The Texas Department of State Health Services recently confirmed the first human case of the West Nile virus in Texas this season.
While the person in the case is a man from Anderson County in East Texas, Denton County Health Department officials remind people to stay vigilant against the pesky and sometimes deadly disease.
“The fact that we have a case in Texas still scares me a little because it is very early in the season to be having cases of West Nile virus,” said Bing Burton, Denton County Health Department director.
Burton said he was thankful for the preventive measures the county has in place to monitor the spread of the virus and deal with it as necessary.
In addition to doubling efforts to educate the public on mosquito prevention, Denton County commissioners approved trapping and testing mosquitoes in unincorporated areas of the county last month. Commissioners also approved setting aside $20,000 to pay for ground spraying if any mosquitoes are found carrying the virus.
“Our testing to date has not produced any mosquitoes positive for West Nile virus in the unincorporated areas,” Burton said.

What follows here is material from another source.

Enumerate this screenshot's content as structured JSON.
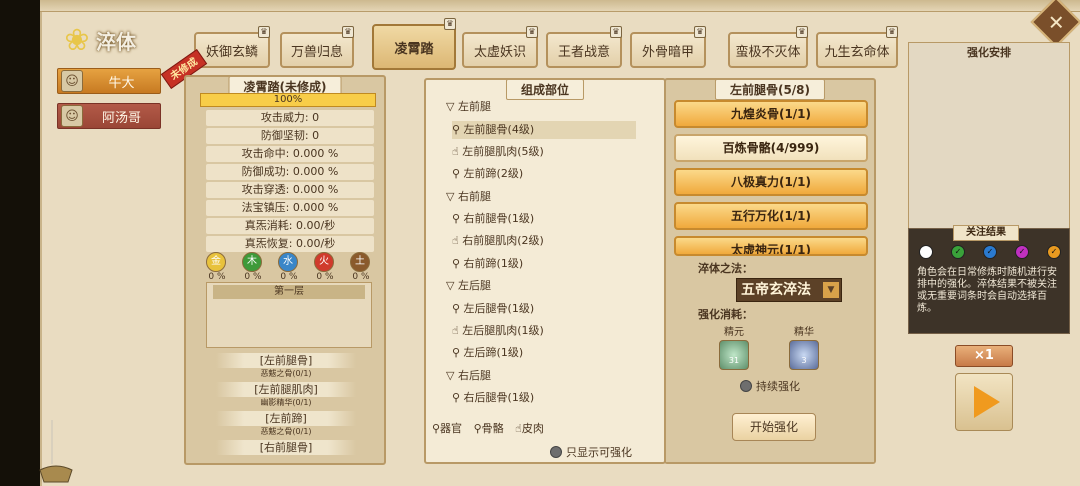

The first West Nile-positive mosquito in Denton County in 2012 was in an unincorporated area.
“We continue to get very good participation on our website. I believe people are accessing information appropriately and I think all of that is good,” he said. “I think the preventative measures that can and should be taken are in place and we have to continue to bring that message.”
That message includes reminding people to drain standing water to keep mosquitoes from breeding, dress appropriately around high-risk areas, stay inside during dawn and dusk when mosquitoes are most active and use repellents containing DEET.
Recent testing in Lewisville and Flower Mound found cases of mosquitoes carrying the virus and city officials took ground spraying measures to address the situation.
The first Denton County human case of 2012 occurred at the end of June and numbers eventually climbed to 184 human cases of West Nile virus, including 129 cases of West Nile fever and 55 cases of the more serious neuroinvasive form of the disease. That total was the highest number of West Nile cases per capita among Texas counties with populations larger than 50,000.
Burton said he could not speculate on the reason for seeing human cases this early in the season.
“I am not aware of cases occurring in Texas in May before, but maybe that has happened. We have a heightened awareness now so maybe that is part of it,” he said. “I think that is a good thing and I am glad to know a case has been diagnosed in Texas and we will all be that much more on the lookout.”
BJ LEWIS can be reached at 940-566-6875 and via Twitter at @BjlewisDRC.